Unfortunately, the federal government has yet to embrace teleworking programs. In its April 30 issue, FCW features a commentary on the fact that teleworking has not taken hold to the level many anticipated three to five years ago. In her article, The Telework Dance, Judy Welles cites the results from two different studies that point to a primary reason,?? lack of support from management. Our 2006 Telework Study, released just about a year ago, revealed similar feelings among federal workers. This resistance still exists despite legislative support for telework presented in a new bill sponsored by Sens. Stevens (R-AK) and Landrieu (D-LA).
Clearly, the potential big-picture benefits of teleworking are significant: improved workforce flexibility and morale, a cleaner environment, and reduced traffic and gridlock. However, these effects don’t readily make a strong enough business case for teleworking. Loss of management control, trust, and office politics all play a role in management’s uneasiness with the telework concept.
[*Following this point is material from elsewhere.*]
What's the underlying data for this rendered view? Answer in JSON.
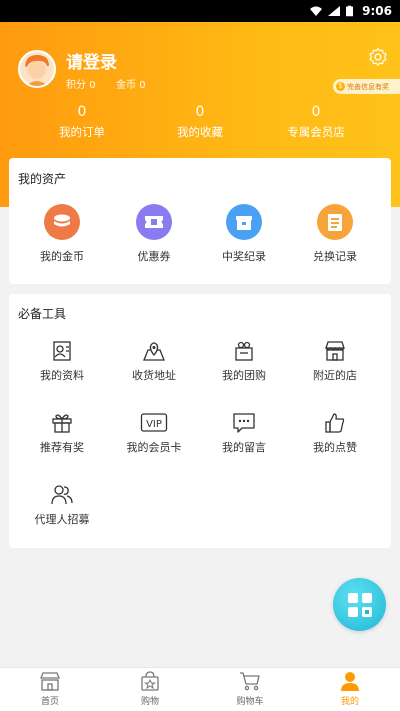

I always come back to this question: what can the contractor community do to help ease the skepticism of government managers and promote adoption of teleworking? I believe that contractors can and should help their government management counterparts understand the available technical tools that enable effective monitoring and management of remote workers as well as those that enable dispersed teams to effectively collaborate and interact. Contractors can also share teleworking success stories from government agencies and the private sector. Understandably, most decision makers appreciate hearing about the experiences and lessons learned of others that have adopted a new idea, technology, or program.